Work instruction
Your answer is one number, how many lines in the entries include "Azure".
(Data for this task Opens)
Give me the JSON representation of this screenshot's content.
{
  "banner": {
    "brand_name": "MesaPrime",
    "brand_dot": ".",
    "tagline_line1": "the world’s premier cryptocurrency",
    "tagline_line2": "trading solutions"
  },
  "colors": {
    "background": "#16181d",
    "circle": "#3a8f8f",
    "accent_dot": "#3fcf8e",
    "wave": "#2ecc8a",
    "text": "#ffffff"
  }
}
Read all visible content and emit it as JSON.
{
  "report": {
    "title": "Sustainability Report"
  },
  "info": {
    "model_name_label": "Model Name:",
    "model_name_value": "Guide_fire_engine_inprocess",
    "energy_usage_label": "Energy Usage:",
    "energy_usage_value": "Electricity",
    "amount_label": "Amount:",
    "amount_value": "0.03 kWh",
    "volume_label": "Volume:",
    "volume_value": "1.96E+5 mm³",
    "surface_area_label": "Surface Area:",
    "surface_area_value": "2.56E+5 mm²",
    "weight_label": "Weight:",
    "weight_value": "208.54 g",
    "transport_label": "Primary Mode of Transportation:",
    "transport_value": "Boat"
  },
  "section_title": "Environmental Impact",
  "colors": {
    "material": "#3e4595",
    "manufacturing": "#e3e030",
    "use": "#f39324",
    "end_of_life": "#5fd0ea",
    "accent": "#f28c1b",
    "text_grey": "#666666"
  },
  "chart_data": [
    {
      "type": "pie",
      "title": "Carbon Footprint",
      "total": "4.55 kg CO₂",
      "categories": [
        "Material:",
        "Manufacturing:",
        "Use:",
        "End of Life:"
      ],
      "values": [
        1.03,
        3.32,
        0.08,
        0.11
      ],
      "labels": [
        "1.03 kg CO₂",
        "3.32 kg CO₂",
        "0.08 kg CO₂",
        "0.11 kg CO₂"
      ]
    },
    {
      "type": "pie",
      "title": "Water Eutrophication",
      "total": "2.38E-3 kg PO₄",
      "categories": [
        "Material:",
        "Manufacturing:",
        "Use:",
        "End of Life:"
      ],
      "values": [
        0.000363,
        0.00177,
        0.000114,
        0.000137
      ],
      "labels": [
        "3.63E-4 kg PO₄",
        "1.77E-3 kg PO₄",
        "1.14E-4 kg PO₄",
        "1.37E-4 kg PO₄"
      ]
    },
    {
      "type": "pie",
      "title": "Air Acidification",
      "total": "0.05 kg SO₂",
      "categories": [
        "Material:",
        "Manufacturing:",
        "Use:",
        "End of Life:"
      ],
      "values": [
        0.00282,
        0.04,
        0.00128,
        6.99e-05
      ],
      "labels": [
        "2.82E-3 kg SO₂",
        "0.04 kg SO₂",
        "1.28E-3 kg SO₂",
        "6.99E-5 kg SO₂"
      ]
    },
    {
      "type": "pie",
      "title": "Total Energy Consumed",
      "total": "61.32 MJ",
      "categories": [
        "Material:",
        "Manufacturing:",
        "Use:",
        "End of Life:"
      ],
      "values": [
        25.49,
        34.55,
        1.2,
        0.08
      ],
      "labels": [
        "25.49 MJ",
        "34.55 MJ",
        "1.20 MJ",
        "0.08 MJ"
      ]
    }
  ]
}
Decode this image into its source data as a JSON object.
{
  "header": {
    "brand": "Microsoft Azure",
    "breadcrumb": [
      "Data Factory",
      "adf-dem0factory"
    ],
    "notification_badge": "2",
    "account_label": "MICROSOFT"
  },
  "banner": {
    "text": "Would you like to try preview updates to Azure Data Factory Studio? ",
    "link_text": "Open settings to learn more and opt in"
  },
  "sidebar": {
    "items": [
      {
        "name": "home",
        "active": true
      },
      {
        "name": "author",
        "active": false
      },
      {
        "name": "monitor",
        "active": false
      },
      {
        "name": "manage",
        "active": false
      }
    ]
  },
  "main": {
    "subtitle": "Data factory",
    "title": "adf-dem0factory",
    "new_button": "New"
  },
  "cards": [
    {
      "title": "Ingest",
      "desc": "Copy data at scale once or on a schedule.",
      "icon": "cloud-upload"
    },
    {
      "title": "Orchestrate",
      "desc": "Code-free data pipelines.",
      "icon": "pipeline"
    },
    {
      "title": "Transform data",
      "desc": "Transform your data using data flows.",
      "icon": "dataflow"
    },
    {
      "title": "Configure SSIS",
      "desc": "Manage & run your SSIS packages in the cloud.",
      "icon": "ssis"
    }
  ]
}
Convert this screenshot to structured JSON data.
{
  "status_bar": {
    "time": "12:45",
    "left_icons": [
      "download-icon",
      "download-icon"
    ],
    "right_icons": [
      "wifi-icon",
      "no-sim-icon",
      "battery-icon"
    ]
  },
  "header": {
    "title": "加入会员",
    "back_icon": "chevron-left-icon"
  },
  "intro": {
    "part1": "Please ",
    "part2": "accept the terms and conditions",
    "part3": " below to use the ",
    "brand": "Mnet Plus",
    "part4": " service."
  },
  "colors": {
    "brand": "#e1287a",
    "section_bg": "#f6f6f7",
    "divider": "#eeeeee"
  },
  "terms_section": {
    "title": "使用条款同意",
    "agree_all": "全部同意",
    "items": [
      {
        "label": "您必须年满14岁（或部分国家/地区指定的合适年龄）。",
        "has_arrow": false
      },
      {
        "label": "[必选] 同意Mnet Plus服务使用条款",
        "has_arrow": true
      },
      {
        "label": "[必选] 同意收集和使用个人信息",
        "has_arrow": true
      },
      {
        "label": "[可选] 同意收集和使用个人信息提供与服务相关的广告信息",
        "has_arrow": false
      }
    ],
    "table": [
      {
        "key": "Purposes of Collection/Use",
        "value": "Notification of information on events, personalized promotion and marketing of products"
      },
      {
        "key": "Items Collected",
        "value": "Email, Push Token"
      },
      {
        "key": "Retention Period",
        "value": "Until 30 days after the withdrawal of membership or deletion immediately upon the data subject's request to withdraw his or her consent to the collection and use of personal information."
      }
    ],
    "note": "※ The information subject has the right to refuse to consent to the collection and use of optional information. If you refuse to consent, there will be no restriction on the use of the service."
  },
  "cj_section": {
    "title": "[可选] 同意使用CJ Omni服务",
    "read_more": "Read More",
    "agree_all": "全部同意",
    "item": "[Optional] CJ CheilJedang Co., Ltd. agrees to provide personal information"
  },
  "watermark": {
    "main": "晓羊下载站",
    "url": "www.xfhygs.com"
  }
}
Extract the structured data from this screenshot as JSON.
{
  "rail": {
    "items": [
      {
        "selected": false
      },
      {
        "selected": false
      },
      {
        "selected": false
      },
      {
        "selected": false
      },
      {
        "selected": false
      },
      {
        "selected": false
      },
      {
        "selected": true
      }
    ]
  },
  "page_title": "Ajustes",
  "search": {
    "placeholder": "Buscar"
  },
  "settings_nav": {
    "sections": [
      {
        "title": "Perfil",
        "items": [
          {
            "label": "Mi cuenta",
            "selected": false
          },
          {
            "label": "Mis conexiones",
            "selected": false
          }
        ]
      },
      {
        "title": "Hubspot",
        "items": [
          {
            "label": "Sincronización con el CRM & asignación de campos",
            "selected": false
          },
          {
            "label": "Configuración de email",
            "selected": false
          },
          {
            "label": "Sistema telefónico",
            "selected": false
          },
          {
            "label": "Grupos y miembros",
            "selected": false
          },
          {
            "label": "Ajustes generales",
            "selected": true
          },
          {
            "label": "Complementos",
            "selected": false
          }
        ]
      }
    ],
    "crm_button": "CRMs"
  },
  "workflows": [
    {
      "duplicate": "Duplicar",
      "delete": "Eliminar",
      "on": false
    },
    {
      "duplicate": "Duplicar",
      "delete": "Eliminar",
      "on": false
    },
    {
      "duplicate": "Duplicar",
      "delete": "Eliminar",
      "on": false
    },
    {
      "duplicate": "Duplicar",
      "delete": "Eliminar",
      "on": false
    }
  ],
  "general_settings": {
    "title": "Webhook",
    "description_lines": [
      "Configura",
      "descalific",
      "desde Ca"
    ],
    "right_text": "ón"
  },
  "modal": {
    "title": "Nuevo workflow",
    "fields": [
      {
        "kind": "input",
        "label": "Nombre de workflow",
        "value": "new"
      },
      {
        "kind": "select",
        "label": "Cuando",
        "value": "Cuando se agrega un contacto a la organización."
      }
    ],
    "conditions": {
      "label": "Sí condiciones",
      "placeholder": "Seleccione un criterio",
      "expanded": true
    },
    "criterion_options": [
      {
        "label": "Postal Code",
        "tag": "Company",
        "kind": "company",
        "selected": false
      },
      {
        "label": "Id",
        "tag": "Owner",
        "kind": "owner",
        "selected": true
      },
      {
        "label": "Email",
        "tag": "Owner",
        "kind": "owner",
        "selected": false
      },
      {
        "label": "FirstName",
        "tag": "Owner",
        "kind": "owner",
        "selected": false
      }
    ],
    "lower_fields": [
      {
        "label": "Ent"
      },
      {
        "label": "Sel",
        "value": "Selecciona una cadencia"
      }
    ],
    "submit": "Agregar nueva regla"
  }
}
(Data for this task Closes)
Expected output
2